• _ASSIGNED TASK_
Below are the records; pull every line that includes "this".

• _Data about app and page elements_
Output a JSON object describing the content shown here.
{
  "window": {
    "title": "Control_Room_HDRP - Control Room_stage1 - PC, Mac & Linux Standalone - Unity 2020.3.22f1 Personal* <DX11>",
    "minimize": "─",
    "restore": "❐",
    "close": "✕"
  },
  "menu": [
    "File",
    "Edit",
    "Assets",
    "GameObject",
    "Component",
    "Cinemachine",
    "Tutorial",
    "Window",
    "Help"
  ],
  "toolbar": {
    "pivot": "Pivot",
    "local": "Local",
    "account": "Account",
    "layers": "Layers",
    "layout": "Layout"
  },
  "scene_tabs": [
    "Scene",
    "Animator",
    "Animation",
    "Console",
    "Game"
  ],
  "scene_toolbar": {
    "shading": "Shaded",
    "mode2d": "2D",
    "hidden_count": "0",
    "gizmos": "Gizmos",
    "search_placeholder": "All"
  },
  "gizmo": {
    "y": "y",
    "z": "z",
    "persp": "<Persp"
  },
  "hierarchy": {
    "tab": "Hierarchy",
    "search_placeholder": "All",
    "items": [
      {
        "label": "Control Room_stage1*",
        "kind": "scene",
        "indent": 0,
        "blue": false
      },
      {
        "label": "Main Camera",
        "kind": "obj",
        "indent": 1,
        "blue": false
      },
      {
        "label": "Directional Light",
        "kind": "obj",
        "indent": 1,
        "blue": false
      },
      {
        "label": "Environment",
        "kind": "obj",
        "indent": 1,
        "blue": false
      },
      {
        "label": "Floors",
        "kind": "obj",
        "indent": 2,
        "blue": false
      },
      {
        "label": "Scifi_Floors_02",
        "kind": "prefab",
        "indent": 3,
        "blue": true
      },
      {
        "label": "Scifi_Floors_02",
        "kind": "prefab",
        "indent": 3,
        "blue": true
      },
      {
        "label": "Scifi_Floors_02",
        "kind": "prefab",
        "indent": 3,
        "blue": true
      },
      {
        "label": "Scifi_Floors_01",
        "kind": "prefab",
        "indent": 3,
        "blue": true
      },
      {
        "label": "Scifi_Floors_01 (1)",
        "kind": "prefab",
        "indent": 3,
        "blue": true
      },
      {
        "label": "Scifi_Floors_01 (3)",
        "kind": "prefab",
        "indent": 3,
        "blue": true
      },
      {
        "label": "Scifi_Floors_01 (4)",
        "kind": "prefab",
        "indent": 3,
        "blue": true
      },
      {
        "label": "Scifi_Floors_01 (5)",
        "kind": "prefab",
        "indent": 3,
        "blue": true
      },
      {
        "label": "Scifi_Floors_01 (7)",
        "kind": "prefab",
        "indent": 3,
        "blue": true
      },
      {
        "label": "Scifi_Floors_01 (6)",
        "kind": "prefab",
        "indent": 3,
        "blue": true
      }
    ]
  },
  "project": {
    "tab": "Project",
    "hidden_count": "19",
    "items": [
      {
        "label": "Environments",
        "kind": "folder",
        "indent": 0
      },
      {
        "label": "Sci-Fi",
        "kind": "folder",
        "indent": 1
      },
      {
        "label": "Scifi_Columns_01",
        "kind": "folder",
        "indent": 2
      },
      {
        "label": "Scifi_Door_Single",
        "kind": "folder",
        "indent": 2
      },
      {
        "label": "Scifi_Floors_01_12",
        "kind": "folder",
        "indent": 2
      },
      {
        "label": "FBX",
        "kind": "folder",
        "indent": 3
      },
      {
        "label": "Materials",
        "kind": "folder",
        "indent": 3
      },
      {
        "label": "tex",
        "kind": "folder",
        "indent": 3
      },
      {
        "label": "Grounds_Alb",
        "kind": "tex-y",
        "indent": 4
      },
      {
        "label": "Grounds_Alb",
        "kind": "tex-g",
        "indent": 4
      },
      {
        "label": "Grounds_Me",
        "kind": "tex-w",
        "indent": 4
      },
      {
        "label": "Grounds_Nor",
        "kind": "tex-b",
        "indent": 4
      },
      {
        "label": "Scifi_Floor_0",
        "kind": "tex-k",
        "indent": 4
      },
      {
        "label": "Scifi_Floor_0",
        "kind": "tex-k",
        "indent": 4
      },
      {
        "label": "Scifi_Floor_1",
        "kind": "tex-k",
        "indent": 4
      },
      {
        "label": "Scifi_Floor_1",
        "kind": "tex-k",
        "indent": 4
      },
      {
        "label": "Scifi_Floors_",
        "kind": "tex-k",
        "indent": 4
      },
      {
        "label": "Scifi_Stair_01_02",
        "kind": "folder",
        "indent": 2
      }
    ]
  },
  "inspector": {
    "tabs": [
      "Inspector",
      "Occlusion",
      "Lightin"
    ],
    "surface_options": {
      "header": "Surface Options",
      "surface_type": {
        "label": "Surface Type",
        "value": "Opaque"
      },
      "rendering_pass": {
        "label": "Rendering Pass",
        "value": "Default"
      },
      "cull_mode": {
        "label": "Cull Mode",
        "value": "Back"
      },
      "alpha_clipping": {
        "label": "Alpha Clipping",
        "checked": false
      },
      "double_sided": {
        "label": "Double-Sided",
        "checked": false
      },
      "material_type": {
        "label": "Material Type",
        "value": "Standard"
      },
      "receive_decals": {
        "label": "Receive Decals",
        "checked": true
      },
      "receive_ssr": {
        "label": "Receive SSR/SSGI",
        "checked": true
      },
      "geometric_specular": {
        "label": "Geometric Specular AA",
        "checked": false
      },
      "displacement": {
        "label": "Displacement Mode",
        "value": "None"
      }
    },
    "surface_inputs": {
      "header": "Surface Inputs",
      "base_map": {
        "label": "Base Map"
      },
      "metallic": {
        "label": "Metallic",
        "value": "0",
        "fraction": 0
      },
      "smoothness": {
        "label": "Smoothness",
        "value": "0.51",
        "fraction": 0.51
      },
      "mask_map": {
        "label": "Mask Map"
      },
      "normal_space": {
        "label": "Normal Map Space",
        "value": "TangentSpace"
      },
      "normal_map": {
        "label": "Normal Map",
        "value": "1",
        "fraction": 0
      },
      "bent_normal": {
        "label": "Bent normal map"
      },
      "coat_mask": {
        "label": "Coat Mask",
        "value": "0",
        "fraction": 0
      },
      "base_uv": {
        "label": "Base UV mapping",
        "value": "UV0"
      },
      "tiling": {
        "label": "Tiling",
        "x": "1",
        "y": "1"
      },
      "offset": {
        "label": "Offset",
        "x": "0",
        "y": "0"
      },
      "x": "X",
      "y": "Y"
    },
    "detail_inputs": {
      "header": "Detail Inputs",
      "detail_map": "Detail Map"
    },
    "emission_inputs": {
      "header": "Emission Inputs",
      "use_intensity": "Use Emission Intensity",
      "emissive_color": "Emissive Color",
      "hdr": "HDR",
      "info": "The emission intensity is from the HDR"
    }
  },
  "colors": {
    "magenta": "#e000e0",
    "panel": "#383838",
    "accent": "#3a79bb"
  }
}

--

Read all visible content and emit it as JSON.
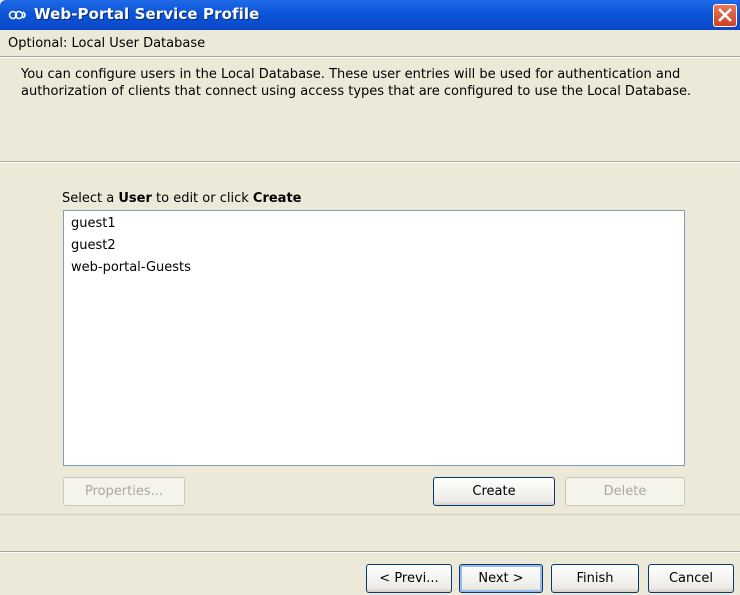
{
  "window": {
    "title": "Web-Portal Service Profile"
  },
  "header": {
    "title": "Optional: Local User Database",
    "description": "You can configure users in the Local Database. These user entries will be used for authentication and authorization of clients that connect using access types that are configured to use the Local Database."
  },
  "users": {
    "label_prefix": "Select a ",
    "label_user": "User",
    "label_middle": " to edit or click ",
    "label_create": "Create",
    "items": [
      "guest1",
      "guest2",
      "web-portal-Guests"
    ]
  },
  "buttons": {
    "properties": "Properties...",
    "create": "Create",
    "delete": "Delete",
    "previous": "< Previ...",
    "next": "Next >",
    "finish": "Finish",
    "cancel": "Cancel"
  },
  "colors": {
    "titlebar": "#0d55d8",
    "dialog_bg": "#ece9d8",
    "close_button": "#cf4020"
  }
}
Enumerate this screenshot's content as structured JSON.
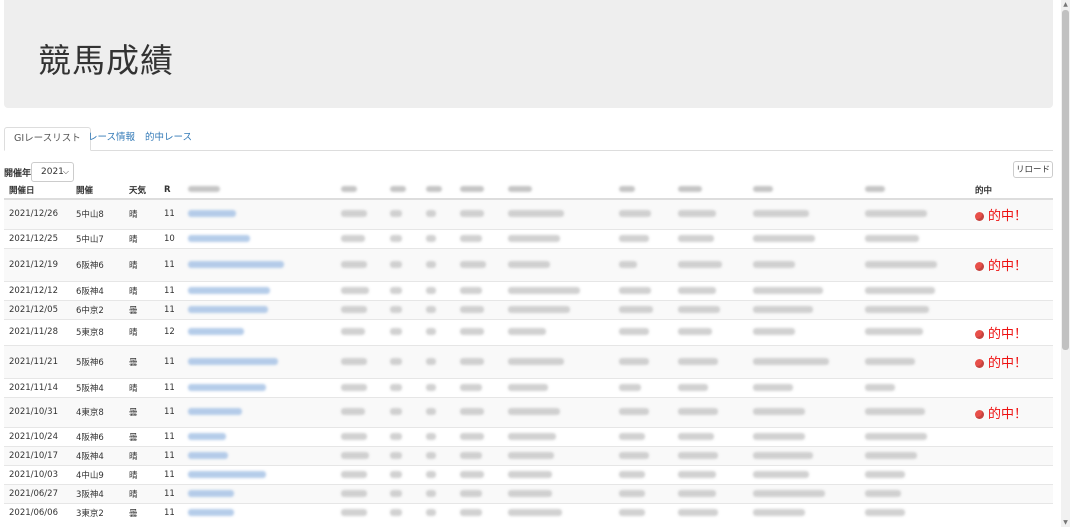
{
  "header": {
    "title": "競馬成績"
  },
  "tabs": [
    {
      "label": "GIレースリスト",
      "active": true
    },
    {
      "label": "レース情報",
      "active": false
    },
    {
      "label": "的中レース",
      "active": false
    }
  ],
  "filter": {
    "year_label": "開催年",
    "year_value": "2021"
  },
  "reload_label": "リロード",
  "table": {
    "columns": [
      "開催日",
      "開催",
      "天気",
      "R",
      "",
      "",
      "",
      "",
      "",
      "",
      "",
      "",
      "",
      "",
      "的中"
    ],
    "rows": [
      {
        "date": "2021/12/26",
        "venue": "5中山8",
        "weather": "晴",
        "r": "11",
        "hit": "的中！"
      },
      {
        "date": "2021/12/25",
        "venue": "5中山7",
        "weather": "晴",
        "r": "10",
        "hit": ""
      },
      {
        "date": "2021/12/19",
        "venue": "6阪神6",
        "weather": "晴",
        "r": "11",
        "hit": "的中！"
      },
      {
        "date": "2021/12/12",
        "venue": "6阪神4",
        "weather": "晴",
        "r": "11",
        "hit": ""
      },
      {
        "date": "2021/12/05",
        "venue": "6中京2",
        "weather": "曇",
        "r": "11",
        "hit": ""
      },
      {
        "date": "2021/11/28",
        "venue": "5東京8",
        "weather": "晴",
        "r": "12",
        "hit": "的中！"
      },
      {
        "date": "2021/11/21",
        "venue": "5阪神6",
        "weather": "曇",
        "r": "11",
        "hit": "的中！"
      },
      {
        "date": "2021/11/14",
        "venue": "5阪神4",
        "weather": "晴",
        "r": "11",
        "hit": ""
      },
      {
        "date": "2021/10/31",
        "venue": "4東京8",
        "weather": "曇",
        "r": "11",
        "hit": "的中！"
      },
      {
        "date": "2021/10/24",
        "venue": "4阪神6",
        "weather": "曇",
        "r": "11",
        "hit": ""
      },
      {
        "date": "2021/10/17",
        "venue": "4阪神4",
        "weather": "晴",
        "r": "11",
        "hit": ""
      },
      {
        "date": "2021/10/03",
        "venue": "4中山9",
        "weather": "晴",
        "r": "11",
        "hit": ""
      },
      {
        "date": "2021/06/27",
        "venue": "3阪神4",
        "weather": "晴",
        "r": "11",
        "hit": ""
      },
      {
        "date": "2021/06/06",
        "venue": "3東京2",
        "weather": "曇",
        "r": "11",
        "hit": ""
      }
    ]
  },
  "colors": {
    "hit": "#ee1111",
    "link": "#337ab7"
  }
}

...

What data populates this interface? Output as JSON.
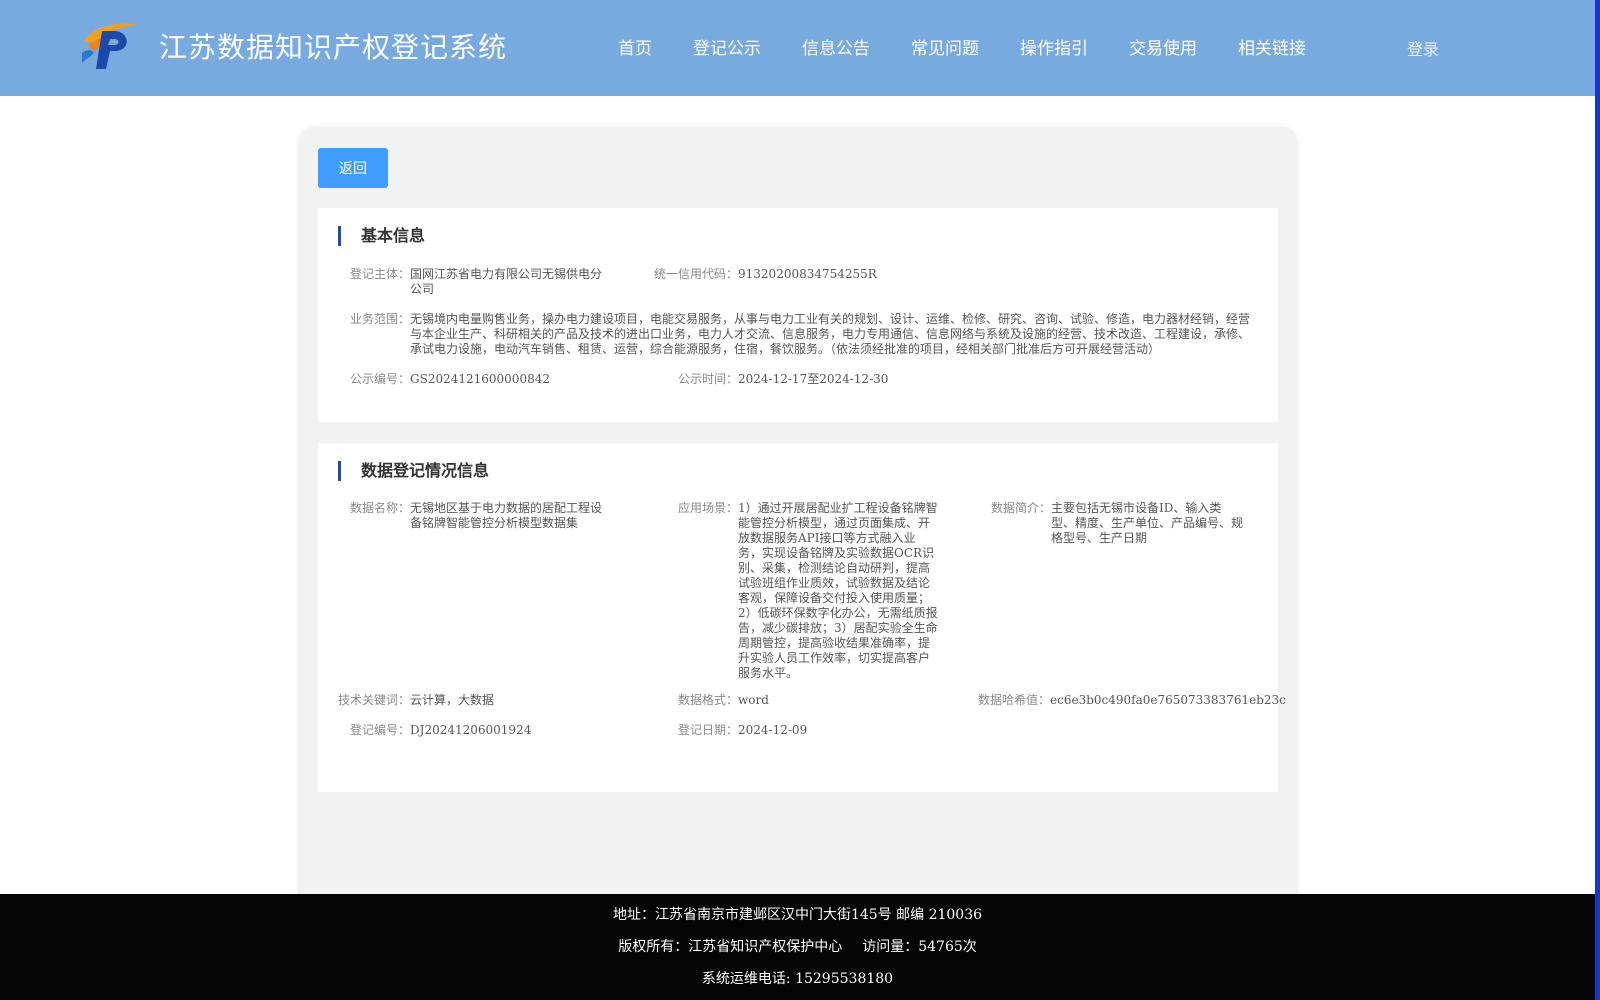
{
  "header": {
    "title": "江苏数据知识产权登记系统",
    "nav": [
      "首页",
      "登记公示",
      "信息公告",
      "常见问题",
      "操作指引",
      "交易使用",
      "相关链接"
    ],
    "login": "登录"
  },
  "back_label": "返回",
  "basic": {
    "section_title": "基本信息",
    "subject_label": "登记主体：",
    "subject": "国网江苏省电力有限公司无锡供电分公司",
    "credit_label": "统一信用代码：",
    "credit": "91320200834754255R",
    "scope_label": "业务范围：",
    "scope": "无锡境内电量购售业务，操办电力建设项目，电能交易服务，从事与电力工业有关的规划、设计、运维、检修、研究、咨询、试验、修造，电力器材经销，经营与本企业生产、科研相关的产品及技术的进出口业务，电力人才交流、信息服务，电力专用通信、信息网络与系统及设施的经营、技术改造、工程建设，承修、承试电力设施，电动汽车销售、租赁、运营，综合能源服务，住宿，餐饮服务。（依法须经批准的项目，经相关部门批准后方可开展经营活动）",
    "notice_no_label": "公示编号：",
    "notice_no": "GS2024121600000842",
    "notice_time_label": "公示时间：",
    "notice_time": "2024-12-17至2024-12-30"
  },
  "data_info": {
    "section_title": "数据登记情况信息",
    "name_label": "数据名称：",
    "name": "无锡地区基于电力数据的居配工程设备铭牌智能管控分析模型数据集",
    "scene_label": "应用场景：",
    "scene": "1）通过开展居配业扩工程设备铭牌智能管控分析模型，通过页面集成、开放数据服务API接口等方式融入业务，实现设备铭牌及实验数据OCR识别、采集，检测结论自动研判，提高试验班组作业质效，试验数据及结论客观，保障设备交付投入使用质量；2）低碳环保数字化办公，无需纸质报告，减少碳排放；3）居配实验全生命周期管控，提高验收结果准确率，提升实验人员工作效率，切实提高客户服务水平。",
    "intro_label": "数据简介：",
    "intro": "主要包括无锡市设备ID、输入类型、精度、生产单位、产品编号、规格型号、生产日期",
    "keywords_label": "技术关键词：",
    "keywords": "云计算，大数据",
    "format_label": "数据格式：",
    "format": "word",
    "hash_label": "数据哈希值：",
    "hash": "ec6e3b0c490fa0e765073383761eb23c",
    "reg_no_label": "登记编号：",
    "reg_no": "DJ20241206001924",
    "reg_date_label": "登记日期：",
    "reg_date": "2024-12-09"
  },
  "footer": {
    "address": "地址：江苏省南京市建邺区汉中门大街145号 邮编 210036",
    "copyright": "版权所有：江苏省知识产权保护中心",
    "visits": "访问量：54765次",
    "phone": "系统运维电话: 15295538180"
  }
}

• _EXERCISE RESPONSE_
Enumerate this screenshot's content as structured JSON.
What data populates this interface? Output as JSON.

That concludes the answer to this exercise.